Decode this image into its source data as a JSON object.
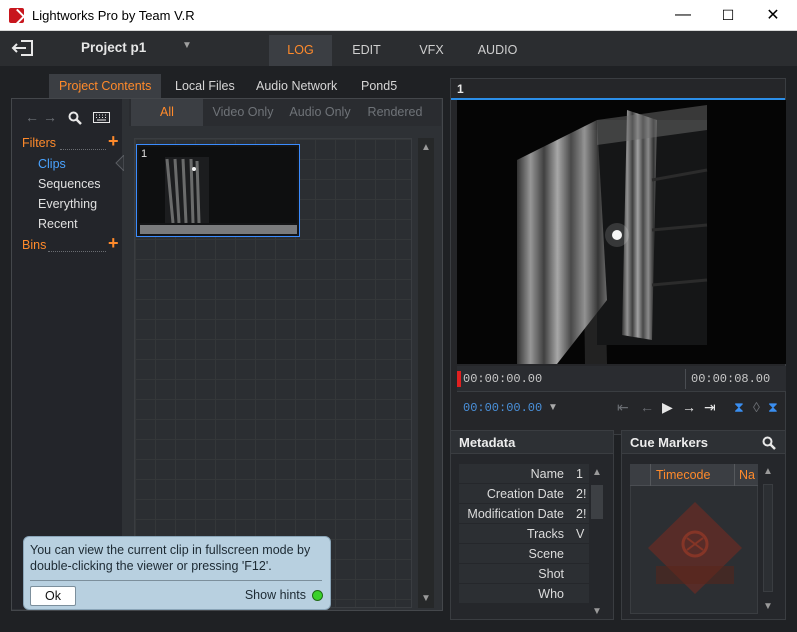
{
  "window": {
    "title": "Lightworks Pro by Team V.R",
    "controls": {
      "minimize": "—",
      "maximize": "☐",
      "close": "✕"
    }
  },
  "topbar": {
    "project_name": "Project p1",
    "tabs": [
      {
        "label": "LOG",
        "active": true
      },
      {
        "label": "EDIT",
        "active": false
      },
      {
        "label": "VFX",
        "active": false
      },
      {
        "label": "AUDIO",
        "active": false
      }
    ]
  },
  "browser": {
    "tabs": [
      {
        "label": "Project Contents",
        "active": true
      },
      {
        "label": "Local Files",
        "active": false
      },
      {
        "label": "Audio Network",
        "active": false
      },
      {
        "label": "Pond5",
        "active": false
      }
    ],
    "filters_label": "Filters",
    "filters": [
      {
        "label": "Clips",
        "active": true
      },
      {
        "label": "Sequences",
        "active": false
      },
      {
        "label": "Everything",
        "active": false
      },
      {
        "label": "Recent",
        "active": false
      }
    ],
    "bins_label": "Bins",
    "filter_tabs": [
      {
        "label": "All",
        "active": true
      },
      {
        "label": "Video Only",
        "active": false
      },
      {
        "label": "Audio Only",
        "active": false
      },
      {
        "label": "Rendered",
        "active": false
      }
    ],
    "clip": {
      "number": "1"
    }
  },
  "hint": {
    "text": "You can view the current clip in fullscreen mode by double-clicking the viewer or pressing 'F12'.",
    "ok_label": "Ok",
    "show_hints_label": "Show hints"
  },
  "viewer": {
    "number": "1",
    "timecode_start": "00:00:00.00",
    "timecode_end": "00:00:08.00",
    "current_timecode": "00:00:00.00"
  },
  "metadata": {
    "title": "Metadata",
    "rows": [
      {
        "label": "Name",
        "value": "1"
      },
      {
        "label": "Creation Date",
        "value": "2!"
      },
      {
        "label": "Modification Date",
        "value": "2!"
      },
      {
        "label": "Tracks",
        "value": "V"
      },
      {
        "label": "Scene",
        "value": ""
      },
      {
        "label": "Shot",
        "value": ""
      },
      {
        "label": "Who",
        "value": ""
      }
    ]
  },
  "cue_markers": {
    "title": "Cue Markers",
    "columns": [
      "Timecode",
      "Na"
    ]
  },
  "colors": {
    "accent_orange": "#ff8a2b",
    "selection_blue": "#4aa3ff",
    "hint_bg": "#b8d0e0",
    "led_green": "#3ad12a"
  }
}
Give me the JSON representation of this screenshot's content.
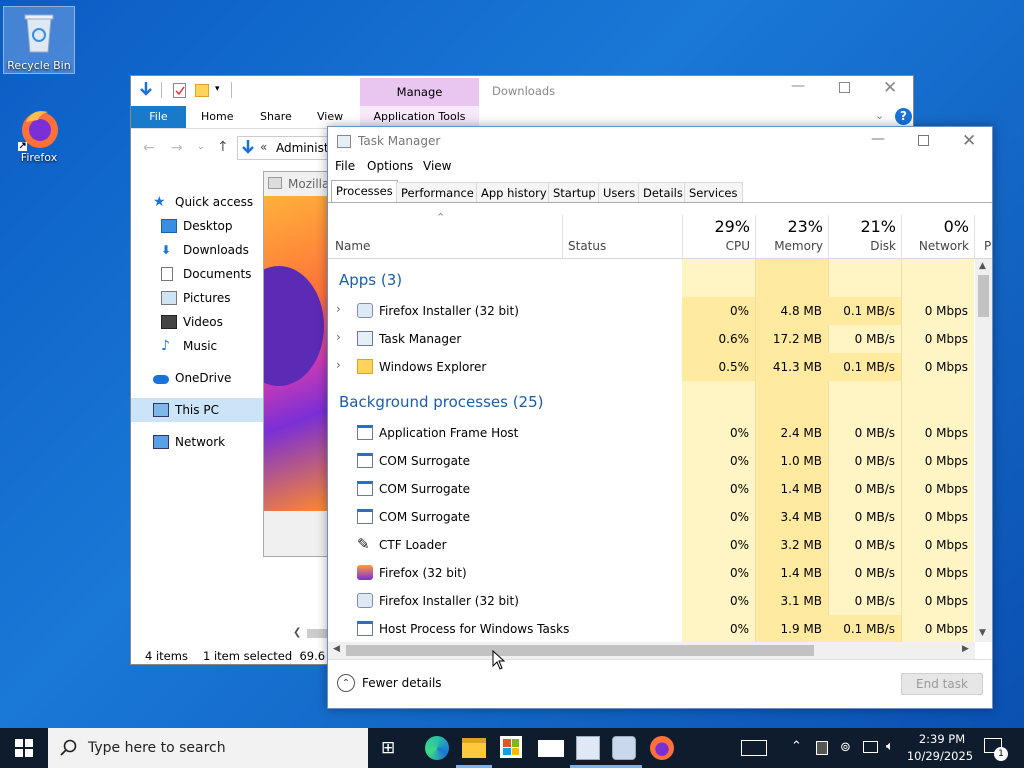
{
  "desktop": {
    "icons": [
      {
        "label": "Recycle Bin"
      },
      {
        "label": "Firefox"
      }
    ]
  },
  "explorer": {
    "context_tab": "Manage",
    "title": "Downloads",
    "tabs": [
      "File",
      "Home",
      "Share",
      "View",
      "Application Tools"
    ],
    "address": "Administ",
    "address_prefix": "«",
    "nav": [
      "Quick access",
      "Desktop",
      "Downloads",
      "Documents",
      "Pictures",
      "Videos",
      "Music",
      "OneDrive",
      "This PC",
      "Network"
    ],
    "status_items": "4 items",
    "status_selected": "1 item selected  69.6 MB",
    "mozilla_title": "Mozilla"
  },
  "tm": {
    "title": "Task Manager",
    "menu": [
      "File",
      "Options",
      "View"
    ],
    "tabs": [
      "Processes",
      "Performance",
      "App history",
      "Startup",
      "Users",
      "Details",
      "Services"
    ],
    "headers": {
      "name": "Name",
      "status": "Status",
      "cpu_pct": "29%",
      "cpu": "CPU",
      "mem_pct": "23%",
      "mem": "Memory",
      "disk_pct": "21%",
      "disk": "Disk",
      "net_pct": "0%",
      "net": "Network",
      "extra": "P"
    },
    "groups": {
      "apps": "Apps (3)",
      "bg": "Background processes (25)"
    },
    "apps": [
      {
        "name": "Firefox Installer (32 bit)",
        "cpu": "0%",
        "mem": "4.8 MB",
        "disk": "0.1 MB/s",
        "net": "0 Mbps"
      },
      {
        "name": "Task Manager",
        "cpu": "0.6%",
        "mem": "17.2 MB",
        "disk": "0 MB/s",
        "net": "0 Mbps"
      },
      {
        "name": "Windows Explorer",
        "cpu": "0.5%",
        "mem": "41.3 MB",
        "disk": "0.1 MB/s",
        "net": "0 Mbps"
      }
    ],
    "bg": [
      {
        "name": "Application Frame Host",
        "cpu": "0%",
        "mem": "2.4 MB",
        "disk": "0 MB/s",
        "net": "0 Mbps"
      },
      {
        "name": "COM Surrogate",
        "cpu": "0%",
        "mem": "1.0 MB",
        "disk": "0 MB/s",
        "net": "0 Mbps"
      },
      {
        "name": "COM Surrogate",
        "cpu": "0%",
        "mem": "1.4 MB",
        "disk": "0 MB/s",
        "net": "0 Mbps"
      },
      {
        "name": "COM Surrogate",
        "cpu": "0%",
        "mem": "3.4 MB",
        "disk": "0 MB/s",
        "net": "0 Mbps"
      },
      {
        "name": "CTF Loader",
        "cpu": "0%",
        "mem": "3.2 MB",
        "disk": "0 MB/s",
        "net": "0 Mbps"
      },
      {
        "name": "Firefox (32 bit)",
        "cpu": "0%",
        "mem": "1.4 MB",
        "disk": "0 MB/s",
        "net": "0 Mbps"
      },
      {
        "name": "Firefox Installer (32 bit)",
        "cpu": "0%",
        "mem": "3.1 MB",
        "disk": "0 MB/s",
        "net": "0 Mbps"
      },
      {
        "name": "Host Process for Windows Tasks",
        "cpu": "0%",
        "mem": "1.9 MB",
        "disk": "0.1 MB/s",
        "net": "0 Mbps"
      }
    ],
    "fewer_details": "Fewer details",
    "end_task": "End task"
  },
  "taskbar": {
    "search_placeholder": "Type here to search",
    "time": "2:39 PM",
    "date": "10/29/2025",
    "notif_count": "1"
  },
  "colors": {
    "heat_light": "#fff4c4",
    "heat_mid": "#ffeaa0",
    "accent": "#0078d7",
    "ribbon_ctx": "#e8c6f0"
  }
}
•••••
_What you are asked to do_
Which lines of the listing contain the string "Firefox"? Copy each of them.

_Problem solution_
        "label": "Firefox"
        "name": "Firefox Installer (32 bit)",
        "name": "Firefox (32 bit)",
        "name": "Firefox Installer (32 bit)",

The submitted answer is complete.